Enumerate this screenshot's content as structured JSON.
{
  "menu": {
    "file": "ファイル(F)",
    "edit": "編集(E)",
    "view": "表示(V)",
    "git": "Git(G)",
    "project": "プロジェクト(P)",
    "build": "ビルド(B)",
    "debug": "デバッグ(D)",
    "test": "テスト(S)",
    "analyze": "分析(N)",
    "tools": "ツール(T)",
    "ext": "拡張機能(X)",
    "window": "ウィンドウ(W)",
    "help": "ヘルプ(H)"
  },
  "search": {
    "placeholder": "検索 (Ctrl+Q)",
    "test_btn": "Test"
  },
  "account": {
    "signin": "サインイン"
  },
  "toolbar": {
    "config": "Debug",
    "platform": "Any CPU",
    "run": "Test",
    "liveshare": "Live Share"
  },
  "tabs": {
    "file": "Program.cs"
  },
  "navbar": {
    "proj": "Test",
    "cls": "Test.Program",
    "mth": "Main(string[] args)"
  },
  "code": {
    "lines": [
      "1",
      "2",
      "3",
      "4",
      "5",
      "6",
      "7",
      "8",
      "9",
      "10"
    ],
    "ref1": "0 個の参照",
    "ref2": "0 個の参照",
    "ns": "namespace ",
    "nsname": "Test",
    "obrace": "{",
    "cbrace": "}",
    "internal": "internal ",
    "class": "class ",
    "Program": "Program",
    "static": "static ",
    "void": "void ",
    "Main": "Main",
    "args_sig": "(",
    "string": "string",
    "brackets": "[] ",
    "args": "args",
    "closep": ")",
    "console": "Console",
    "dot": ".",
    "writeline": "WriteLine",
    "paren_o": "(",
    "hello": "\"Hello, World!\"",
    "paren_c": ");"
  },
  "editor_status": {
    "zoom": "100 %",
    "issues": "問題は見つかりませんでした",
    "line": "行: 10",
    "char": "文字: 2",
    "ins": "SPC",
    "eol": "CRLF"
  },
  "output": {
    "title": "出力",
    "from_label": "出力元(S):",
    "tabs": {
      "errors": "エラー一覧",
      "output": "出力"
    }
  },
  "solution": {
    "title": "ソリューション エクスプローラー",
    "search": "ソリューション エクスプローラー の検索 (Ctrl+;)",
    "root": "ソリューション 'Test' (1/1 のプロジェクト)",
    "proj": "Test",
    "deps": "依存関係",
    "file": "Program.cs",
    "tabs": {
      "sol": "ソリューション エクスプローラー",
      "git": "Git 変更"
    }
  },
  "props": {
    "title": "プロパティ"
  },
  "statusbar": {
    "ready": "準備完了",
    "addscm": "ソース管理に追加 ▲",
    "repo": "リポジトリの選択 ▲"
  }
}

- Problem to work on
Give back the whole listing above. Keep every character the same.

- Exercise answer
Enumerate this screenshot's content as structured JSON.
{
  "menu": {
    "file": "ファイル(F)",
    "edit": "編集(E)",
    "view": "表示(V)",
    "git": "Git(G)",
    "project": "プロジェクト(P)",
    "build": "ビルド(B)",
    "debug": "デバッグ(D)",
    "test": "テスト(S)",
    "analyze": "分析(N)",
    "tools": "ツール(T)",
    "ext": "拡張機能(X)",
    "window": "ウィンドウ(W)",
    "help": "ヘルプ(H)"
  },
  "search": {
    "placeholder": "検索 (Ctrl+Q)",
    "test_btn": "Test"
  },
  "account": {
    "signin": "サインイン"
  },
  "toolbar": {
    "config": "Debug",
    "platform": "Any CPU",
    "run": "Test",
    "liveshare": "Live Share"
  },
  "tabs": {
    "file": "Program.cs"
  },
  "navbar": {
    "proj": "Test",
    "cls": "Test.Program",
    "mth": "Main(string[] args)"
  },
  "code": {
    "lines": [
      "1",
      "2",
      "3",
      "4",
      "5",
      "6",
      "7",
      "8",
      "9",
      "10"
    ],
    "ref1": "0 個の参照",
    "ref2": "0 個の参照",
    "ns": "namespace ",
    "nsname": "Test",
    "obrace": "{",
    "cbrace": "}",
    "internal": "internal ",
    "class": "class ",
    "Program": "Program",
    "static": "static ",
    "void": "void ",
    "Main": "Main",
    "args_sig": "(",
    "string": "string",
    "brackets": "[] ",
    "args": "args",
    "closep": ")",
    "console": "Console",
    "dot": ".",
    "writeline": "WriteLine",
    "paren_o": "(",
    "hello": "\"Hello, World!\"",
    "paren_c": ");"
  },
  "editor_status": {
    "zoom": "100 %",
    "issues": "問題は見つかりませんでした",
    "line": "行: 10",
    "char": "文字: 2",
    "ins": "SPC",
    "eol": "CRLF"
  },
  "output": {
    "title": "出力",
    "from_label": "出力元(S):",
    "tabs": {
      "errors": "エラー一覧",
      "output": "出力"
    }
  },
  "solution": {
    "title": "ソリューション エクスプローラー",
    "search": "ソリューション エクスプローラー の検索 (Ctrl+;)",
    "root": "ソリューション 'Test' (1/1 のプロジェクト)",
    "proj": "Test",
    "deps": "依存関係",
    "file": "Program.cs",
    "tabs": {
      "sol": "ソリューション エクスプローラー",
      "git": "Git 変更"
    }
  },
  "props": {
    "title": "プロパティ"
  },
  "statusbar": {
    "ready": "準備完了",
    "addscm": "ソース管理に追加 ▲",
    "repo": "リポジトリの選択 ▲"
  }
}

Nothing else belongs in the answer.